What is being asked =>
Look below for lines that hold the string "Monday" and copy each one.

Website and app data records
-- -- --

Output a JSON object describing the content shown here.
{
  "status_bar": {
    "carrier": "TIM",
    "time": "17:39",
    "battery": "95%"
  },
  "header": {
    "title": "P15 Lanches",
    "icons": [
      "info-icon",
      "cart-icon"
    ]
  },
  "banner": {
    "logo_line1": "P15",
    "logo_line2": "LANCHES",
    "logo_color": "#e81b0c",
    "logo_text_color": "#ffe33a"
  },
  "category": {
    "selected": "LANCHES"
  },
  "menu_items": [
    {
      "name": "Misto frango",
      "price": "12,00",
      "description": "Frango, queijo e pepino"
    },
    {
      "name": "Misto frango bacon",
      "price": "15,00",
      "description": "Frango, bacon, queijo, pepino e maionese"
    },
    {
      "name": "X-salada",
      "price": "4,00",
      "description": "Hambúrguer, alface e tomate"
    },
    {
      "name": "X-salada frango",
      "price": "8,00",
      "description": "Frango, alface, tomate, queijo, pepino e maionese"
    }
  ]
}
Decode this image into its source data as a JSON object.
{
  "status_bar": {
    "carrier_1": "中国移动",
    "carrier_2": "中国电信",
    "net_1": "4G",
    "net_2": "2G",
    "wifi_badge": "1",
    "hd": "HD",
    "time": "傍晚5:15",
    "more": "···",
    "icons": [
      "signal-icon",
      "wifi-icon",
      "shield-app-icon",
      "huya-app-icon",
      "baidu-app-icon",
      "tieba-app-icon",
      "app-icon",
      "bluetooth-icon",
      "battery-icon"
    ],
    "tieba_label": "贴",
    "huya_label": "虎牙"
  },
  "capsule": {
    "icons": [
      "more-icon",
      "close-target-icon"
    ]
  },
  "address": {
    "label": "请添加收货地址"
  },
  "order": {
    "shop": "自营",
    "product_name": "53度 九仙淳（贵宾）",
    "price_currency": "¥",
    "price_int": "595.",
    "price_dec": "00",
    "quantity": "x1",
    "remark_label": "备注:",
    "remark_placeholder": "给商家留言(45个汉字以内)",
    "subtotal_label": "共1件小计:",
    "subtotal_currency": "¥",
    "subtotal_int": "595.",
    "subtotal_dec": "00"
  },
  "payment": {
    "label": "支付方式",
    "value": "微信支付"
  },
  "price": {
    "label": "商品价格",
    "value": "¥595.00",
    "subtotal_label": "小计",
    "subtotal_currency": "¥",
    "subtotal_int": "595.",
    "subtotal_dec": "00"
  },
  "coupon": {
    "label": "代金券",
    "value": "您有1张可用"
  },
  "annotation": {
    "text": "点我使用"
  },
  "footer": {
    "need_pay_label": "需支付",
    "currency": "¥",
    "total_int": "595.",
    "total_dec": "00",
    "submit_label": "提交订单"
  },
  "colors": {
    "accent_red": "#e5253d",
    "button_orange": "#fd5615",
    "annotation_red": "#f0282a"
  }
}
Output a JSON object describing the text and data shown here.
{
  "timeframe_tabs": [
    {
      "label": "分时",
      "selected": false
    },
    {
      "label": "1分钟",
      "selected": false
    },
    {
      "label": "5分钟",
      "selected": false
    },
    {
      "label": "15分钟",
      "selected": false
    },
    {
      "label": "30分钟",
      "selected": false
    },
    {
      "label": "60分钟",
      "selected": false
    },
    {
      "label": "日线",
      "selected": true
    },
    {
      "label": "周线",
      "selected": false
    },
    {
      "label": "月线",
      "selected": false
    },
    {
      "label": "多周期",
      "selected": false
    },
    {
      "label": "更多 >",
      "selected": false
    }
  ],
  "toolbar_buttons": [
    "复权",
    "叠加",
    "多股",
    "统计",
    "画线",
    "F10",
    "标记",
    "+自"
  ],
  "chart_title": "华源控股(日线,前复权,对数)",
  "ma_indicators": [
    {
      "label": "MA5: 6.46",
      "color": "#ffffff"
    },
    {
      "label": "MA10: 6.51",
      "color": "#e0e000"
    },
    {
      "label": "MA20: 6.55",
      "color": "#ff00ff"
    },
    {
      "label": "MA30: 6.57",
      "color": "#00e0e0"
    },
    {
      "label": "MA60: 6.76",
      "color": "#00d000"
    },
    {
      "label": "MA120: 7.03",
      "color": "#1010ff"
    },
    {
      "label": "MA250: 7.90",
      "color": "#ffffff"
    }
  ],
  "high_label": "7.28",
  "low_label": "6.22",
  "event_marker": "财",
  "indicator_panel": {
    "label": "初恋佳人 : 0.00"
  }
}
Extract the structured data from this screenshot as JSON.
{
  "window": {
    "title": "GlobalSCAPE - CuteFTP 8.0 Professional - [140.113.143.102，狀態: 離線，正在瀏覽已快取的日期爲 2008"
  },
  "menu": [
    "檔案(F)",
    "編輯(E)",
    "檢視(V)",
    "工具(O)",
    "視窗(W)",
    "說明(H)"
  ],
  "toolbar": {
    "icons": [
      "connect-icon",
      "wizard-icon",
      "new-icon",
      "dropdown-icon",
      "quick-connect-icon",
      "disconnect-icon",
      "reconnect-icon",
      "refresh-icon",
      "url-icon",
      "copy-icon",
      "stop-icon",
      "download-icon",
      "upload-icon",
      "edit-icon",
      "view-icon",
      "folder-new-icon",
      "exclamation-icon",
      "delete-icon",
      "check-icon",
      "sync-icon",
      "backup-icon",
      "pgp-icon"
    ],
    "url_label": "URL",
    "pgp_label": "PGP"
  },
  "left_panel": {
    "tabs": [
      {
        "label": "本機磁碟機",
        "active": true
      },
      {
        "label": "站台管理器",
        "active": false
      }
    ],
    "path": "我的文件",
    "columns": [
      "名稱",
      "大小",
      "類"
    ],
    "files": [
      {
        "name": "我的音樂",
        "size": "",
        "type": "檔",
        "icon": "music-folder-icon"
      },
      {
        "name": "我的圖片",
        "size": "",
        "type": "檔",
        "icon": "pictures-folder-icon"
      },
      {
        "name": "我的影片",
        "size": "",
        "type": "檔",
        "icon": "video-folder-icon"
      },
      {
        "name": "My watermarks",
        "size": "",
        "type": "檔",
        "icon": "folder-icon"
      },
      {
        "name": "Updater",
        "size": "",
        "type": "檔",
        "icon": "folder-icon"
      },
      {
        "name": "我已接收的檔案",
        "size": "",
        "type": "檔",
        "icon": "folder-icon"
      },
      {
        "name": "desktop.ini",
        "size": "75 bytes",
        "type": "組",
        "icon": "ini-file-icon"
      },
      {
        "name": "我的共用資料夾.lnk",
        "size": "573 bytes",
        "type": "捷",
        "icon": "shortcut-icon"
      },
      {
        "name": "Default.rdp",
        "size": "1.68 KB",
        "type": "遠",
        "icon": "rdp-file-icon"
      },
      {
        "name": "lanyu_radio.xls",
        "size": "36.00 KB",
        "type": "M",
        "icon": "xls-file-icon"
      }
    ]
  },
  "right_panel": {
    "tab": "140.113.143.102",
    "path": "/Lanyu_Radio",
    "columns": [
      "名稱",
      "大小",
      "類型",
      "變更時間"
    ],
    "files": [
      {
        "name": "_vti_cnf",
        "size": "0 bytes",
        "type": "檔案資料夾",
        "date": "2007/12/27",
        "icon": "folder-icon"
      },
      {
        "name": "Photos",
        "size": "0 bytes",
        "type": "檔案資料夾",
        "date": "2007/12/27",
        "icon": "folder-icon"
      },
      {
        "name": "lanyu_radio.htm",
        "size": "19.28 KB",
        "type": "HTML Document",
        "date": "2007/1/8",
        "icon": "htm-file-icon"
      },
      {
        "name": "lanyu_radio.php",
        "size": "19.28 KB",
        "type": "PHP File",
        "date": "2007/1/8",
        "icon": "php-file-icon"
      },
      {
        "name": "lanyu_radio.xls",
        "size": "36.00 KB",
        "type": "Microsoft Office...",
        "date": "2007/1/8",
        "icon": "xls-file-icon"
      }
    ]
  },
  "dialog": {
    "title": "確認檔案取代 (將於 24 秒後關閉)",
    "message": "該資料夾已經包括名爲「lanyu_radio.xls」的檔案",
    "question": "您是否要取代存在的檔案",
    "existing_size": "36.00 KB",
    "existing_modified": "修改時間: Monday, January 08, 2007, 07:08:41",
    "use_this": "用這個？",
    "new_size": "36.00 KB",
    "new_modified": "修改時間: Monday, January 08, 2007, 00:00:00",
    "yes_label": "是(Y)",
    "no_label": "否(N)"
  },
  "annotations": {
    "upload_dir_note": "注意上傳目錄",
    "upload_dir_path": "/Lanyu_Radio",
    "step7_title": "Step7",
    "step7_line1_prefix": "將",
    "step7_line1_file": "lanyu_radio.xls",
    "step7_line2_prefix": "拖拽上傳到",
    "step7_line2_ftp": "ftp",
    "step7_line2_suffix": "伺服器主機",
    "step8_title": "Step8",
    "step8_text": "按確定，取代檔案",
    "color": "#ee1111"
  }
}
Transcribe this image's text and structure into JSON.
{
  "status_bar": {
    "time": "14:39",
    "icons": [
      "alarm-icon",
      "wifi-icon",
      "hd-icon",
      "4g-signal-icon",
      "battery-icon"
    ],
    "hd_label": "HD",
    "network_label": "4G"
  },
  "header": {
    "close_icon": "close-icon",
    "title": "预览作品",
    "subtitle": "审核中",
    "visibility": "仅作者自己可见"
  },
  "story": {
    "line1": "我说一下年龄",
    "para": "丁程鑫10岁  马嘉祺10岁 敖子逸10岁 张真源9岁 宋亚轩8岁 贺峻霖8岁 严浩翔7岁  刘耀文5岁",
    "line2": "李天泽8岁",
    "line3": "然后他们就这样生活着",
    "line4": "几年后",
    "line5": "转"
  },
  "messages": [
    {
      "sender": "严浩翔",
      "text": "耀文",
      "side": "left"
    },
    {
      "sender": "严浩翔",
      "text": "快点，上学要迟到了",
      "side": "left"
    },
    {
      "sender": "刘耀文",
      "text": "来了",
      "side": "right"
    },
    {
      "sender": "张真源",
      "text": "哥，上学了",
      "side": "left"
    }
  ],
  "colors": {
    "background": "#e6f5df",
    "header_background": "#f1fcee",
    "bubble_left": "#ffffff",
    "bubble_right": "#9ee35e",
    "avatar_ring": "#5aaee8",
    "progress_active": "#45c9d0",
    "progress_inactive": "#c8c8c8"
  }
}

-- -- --

Task response =>
    "existing_modified": "修改時間: Monday, January 08, 2007, 07:08:41",
    "new_modified": "修改時間: Monday, January 08, 2007, 00:00:00",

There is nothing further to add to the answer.